your simplistic model does not account for enough variables to draw any meaningful conclusions
There is no "model" in what I stated above - just facts. The fiscal deficit is the difference between government liabilities issued and extinguished in a given period. These liabilities are financial assets in the private sector. In other words, they are slips of paper with a government stamp and some notional value arising from factors such as the government's willingness to accept them in tax payments and their usefulness as a medium of exchange. In contrast, food, minerals and labor are real resources which have an intrinsic value in that we in fact require them to live (as well as to produce goods, develop military power, etc.). Financial instruments and real resources are fundamentally different entities.
I would disagree - we do, in fact, face real inflationary pressures
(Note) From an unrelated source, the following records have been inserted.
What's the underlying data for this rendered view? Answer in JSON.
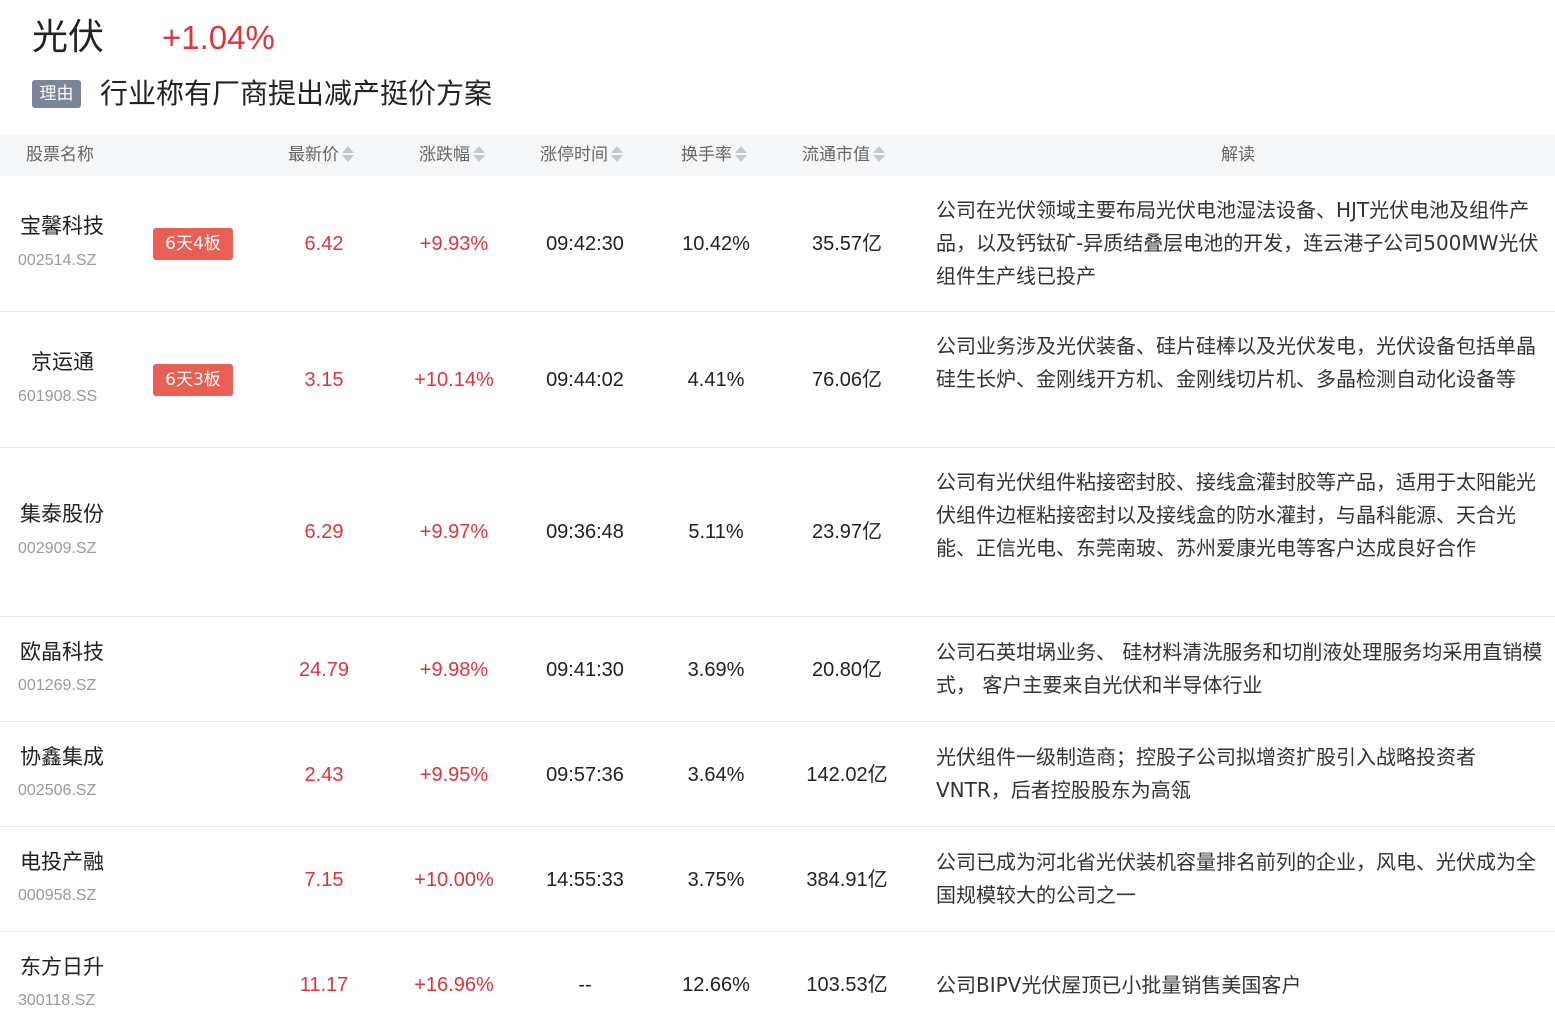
{
  "sector": {
    "name": "光伏",
    "change": "+1.04%",
    "reason_tag": "理由",
    "reason_text": "行业称有厂商提出减产挺价方案"
  },
  "table": {
    "headers": {
      "name": "股票名称",
      "price": "最新价",
      "change": "涨跌幅",
      "limit_time": "涨停时间",
      "turnover": "换手率",
      "market_cap": "流通市值",
      "description": "解读"
    },
    "rows": [
      {
        "name": "宝馨科技",
        "code": "002514.SZ",
        "tag": "6天4板",
        "price": "6.42",
        "change": "+9.93%",
        "time": "09:42:30",
        "turnover": "10.42%",
        "cap": "35.57亿",
        "desc": "公司在光伏领域主要布局光伏电池湿法设备、HJT光伏电池及组件产品，以及钙钛矿-异质结叠层电池的开发，连云港子公司500MW光伏组件生产线已投产"
      },
      {
        "name": "京运通",
        "code": "601908.SS",
        "tag": "6天3板",
        "price": "3.15",
        "change": "+10.14%",
        "time": "09:44:02",
        "turnover": "4.41%",
        "cap": "76.06亿",
        "desc": "公司业务涉及光伏装备、硅片硅棒以及光伏发电，光伏设备包括单晶硅生长炉、金刚线开方机、金刚线切片机、多晶检测自动化设备等"
      },
      {
        "name": "集泰股份",
        "code": "002909.SZ",
        "tag": "",
        "price": "6.29",
        "change": "+9.97%",
        "time": "09:36:48",
        "turnover": "5.11%",
        "cap": "23.97亿",
        "desc": "公司有光伏组件粘接密封胶、接线盒灌封胶等产品，适用于太阳能光伏组件边框粘接密封以及接线盒的防水灌封，与晶科能源、天合光能、正信光电、东莞南玻、苏州爱康光电等客户达成良好合作"
      },
      {
        "name": "欧晶科技",
        "code": "001269.SZ",
        "tag": "",
        "price": "24.79",
        "change": "+9.98%",
        "time": "09:41:30",
        "turnover": "3.69%",
        "cap": "20.80亿",
        "desc": "公司石英坩埚业务、 硅材料清洗服务和切削液处理服务均采用直销模式， 客户主要来自光伏和半导体行业"
      },
      {
        "name": "协鑫集成",
        "code": "002506.SZ",
        "tag": "",
        "price": "2.43",
        "change": "+9.95%",
        "time": "09:57:36",
        "turnover": "3.64%",
        "cap": "142.02亿",
        "desc": "光伏组件一级制造商；控股子公司拟增资扩股引入战略投资者VNTR，后者控股股东为高瓴"
      },
      {
        "name": "电投产融",
        "code": "000958.SZ",
        "tag": "",
        "price": "7.15",
        "change": "+10.00%",
        "time": "14:55:33",
        "turnover": "3.75%",
        "cap": "384.91亿",
        "desc": "公司已成为河北省光伏装机容量排名前列的企业，风电、光伏成为全国规模较大的公司之一"
      },
      {
        "name": "东方日升",
        "code": "300118.SZ",
        "tag": "",
        "price": "11.17",
        "change": "+16.96%",
        "time": "--",
        "turnover": "12.66%",
        "cap": "103.53亿",
        "desc": "公司BIPV光伏屋顶已小批量销售美国客户"
      }
    ]
  }
}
CPI has been low and stable for decades now. We still see significantly inflationary pressures in food, but energy prices are beginning a long downward trend due to recent exploitation advancements, and the hefty allotment of real resources which we took from the natives^W^W^W^W are lucky enough to possess. In manufactured products and services, there has been strong price deflation due to globalization and technological progress. The financial crisis also precipitated a major deflationary episode worldwide as commodity prices and employment collapsed. Neither the global or national economies have yet made up for what was lost, and remain depressed far below their former output and growth paths.
There has been an effective drop in real wages for decades
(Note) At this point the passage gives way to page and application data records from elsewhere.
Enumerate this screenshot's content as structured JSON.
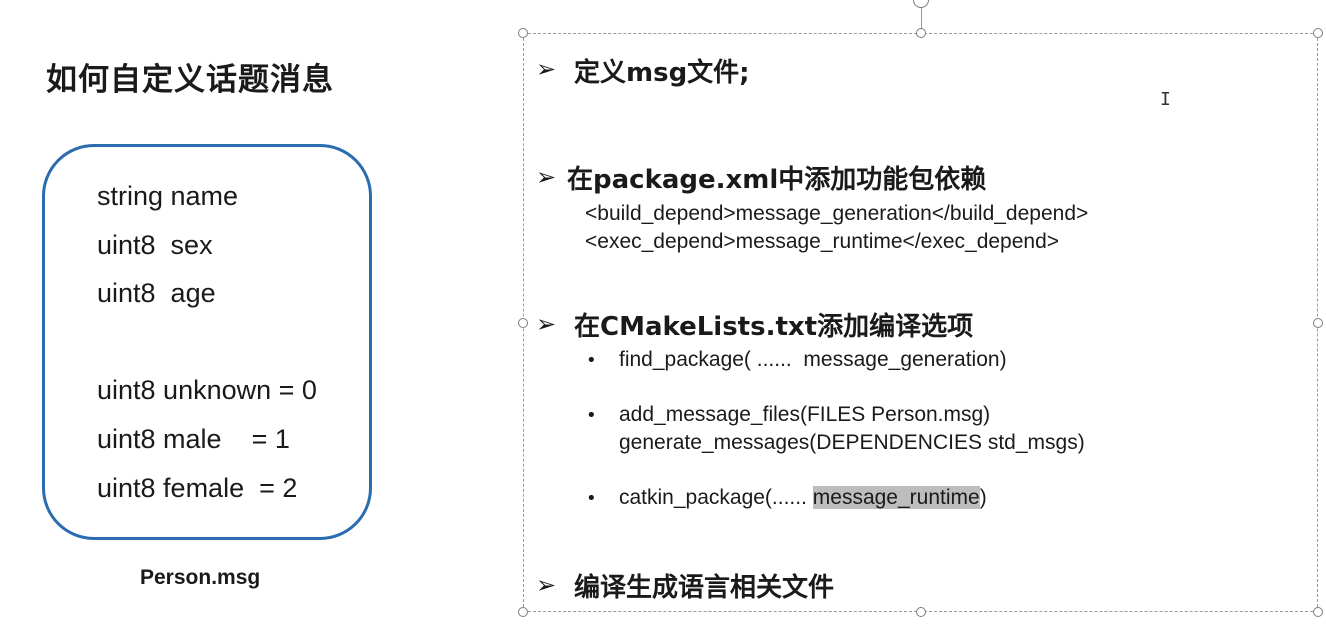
{
  "left_panel": {
    "title": "如何自定义话题消息",
    "msg_lines": [
      "string name",
      "uint8  sex",
      "uint8  age",
      "uint8 unknown = 0",
      "uint8 male    = 1",
      "uint8 female  = 2"
    ],
    "filename": "Person.msg"
  },
  "right_panel": {
    "arrow_glyph": "➢",
    "bullet_glyph": "•",
    "step1": "定义msg文件;",
    "step2": "在package.xml中添加功能包依赖",
    "step2_code": [
      "<build_depend>message_generation</build_depend>",
      "<exec_depend>message_runtime</exec_depend>"
    ],
    "step3": "在CMakeLists.txt添加编译选项",
    "step3_items": {
      "find": "find_package( ......  message_generation)",
      "add_files": "add_message_files(FILES Person.msg)",
      "generate": "generate_messages(DEPENDENCIES std_msgs)",
      "catkin_prefix": "catkin_package(...... ",
      "catkin_highlight": "message_runtime",
      "catkin_suffix": ")"
    },
    "step4": "编译生成语言相关文件"
  },
  "text_cursor": "I"
}
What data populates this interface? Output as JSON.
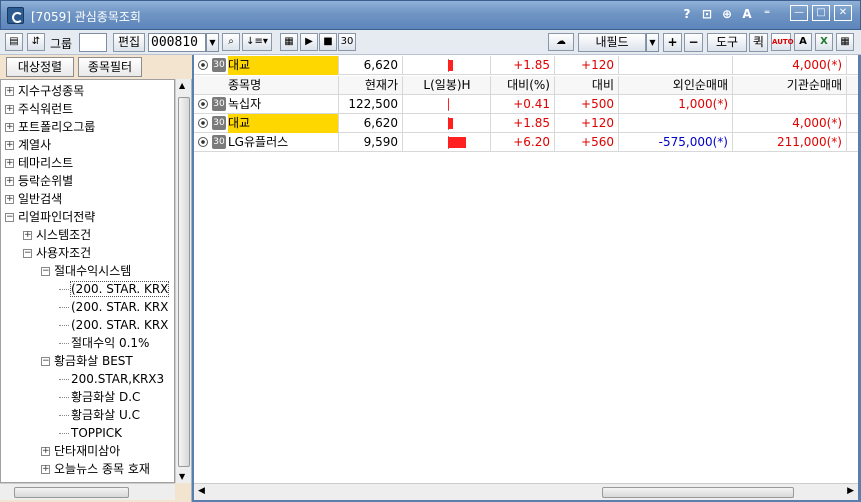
{
  "window": {
    "title": "[7059] 관심종목조회",
    "tools": [
      "?",
      "⊡",
      "⊕",
      "A",
      "⁼"
    ],
    "min": "—",
    "max": "□",
    "close": "✕"
  },
  "toolbar": {
    "group_label": "그룹",
    "group_value": "",
    "edit_label": "편집",
    "code_value": "000810",
    "sort_label": "⇵",
    "play": "▶",
    "stop": "■",
    "interval": "30",
    "field_select": "내필드",
    "plus": "+",
    "minus": "−",
    "tools_label": "도구",
    "quote_label": "퀵",
    "auto_label": "AUTO",
    "font_label": "A"
  },
  "sidebar": {
    "tabs": [
      "대상정렬",
      "종목필터"
    ],
    "tree": [
      {
        "label": "지수구성종목",
        "level": 0,
        "type": "plus"
      },
      {
        "label": "주식워런트",
        "level": 0,
        "type": "plus"
      },
      {
        "label": "포트폴리오그룹",
        "level": 0,
        "type": "plus"
      },
      {
        "label": "계열사",
        "level": 0,
        "type": "plus"
      },
      {
        "label": "테마리스트",
        "level": 0,
        "type": "plus"
      },
      {
        "label": "등락순위별",
        "level": 0,
        "type": "plus"
      },
      {
        "label": "일반검색",
        "level": 0,
        "type": "plus"
      },
      {
        "label": "리얼파인더전략",
        "level": 0,
        "type": "minus"
      },
      {
        "label": "시스템조건",
        "level": 1,
        "type": "plus"
      },
      {
        "label": "사용자조건",
        "level": 1,
        "type": "minus"
      },
      {
        "label": "절대수익시스템",
        "level": 2,
        "type": "minus"
      },
      {
        "label": "(200. STAR. KRX",
        "level": 3,
        "type": "leaf",
        "selected": true
      },
      {
        "label": "(200. STAR. KRX",
        "level": 3,
        "type": "leaf"
      },
      {
        "label": "(200. STAR. KRX",
        "level": 3,
        "type": "leaf"
      },
      {
        "label": "절대수익 0.1%",
        "level": 3,
        "type": "leaf"
      },
      {
        "label": "황금화살 BEST",
        "level": 2,
        "type": "minus"
      },
      {
        "label": "200.STAR,KRX3",
        "level": 3,
        "type": "leaf"
      },
      {
        "label": "황금화살 D.C",
        "level": 3,
        "type": "leaf"
      },
      {
        "label": "황금화살 U.C",
        "level": 3,
        "type": "leaf"
      },
      {
        "label": "TOPPICK",
        "level": 3,
        "type": "leaf"
      },
      {
        "label": "단타재미삼아",
        "level": 2,
        "type": "plus"
      },
      {
        "label": "오늘뉴스 종목 호재",
        "level": 2,
        "type": "plus"
      }
    ]
  },
  "grid": {
    "badge": "30",
    "headers": [
      "종목명",
      "현재가",
      "L(일봉)H",
      "대비(%)",
      "대비",
      "외인순매매",
      "기관순매매"
    ],
    "top_row": {
      "name": "대교",
      "price": "6,620",
      "bar": 0.3,
      "pct": "+1.85",
      "chg": "+120",
      "foreign": "",
      "inst": "4,000(*)"
    },
    "rows": [
      {
        "name": "녹십자",
        "price": "122,500",
        "bar": 0.05,
        "pct": "+0.41",
        "chg": "+500",
        "foreign": "1,000(*)",
        "foreign_color": "#e00000",
        "inst": "",
        "highlight": false
      },
      {
        "name": "대교",
        "price": "6,620",
        "bar": 0.3,
        "pct": "+1.85",
        "chg": "+120",
        "foreign": "",
        "foreign_color": "#e00000",
        "inst": "4,000(*)",
        "highlight": true
      },
      {
        "name": "LG유플러스",
        "price": "9,590",
        "bar": 1.0,
        "pct": "+6.20",
        "chg": "+560",
        "foreign": "-575,000(*)",
        "foreign_color": "#0000c8",
        "inst": "211,000(*)",
        "highlight": false
      }
    ],
    "colors": {
      "up": "#e00000",
      "down": "#0000c8",
      "highlight": "#ffd700"
    }
  }
}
Yes - this is a strong deflationary pressure. Outright consumer price deflation has been rare in developed economies, which is explained by behavioral studies demonstrating that people (employers and employees) actually prefer layoffs to wage reduction. Thus we get persistent low inflation and unemployment rather than widespread deflation.
Meanwhile, people often "feel" that inflation is high, even though it isn't, because it is actually becoming harder for them to afford purchases. However, this should be blamed on wage suppression, and not inflation which as stated is both stable and low by any historical standard.
There are three major sources for deflationary pressures within the domestic US economy (also commonly called demand leakages). Namely, they are productivity growth, population growth and the trade deficit. The combined inflationary pressures of private credit and federal deficits are insufficient to produce either moderate inflation or reduced unemployment against them.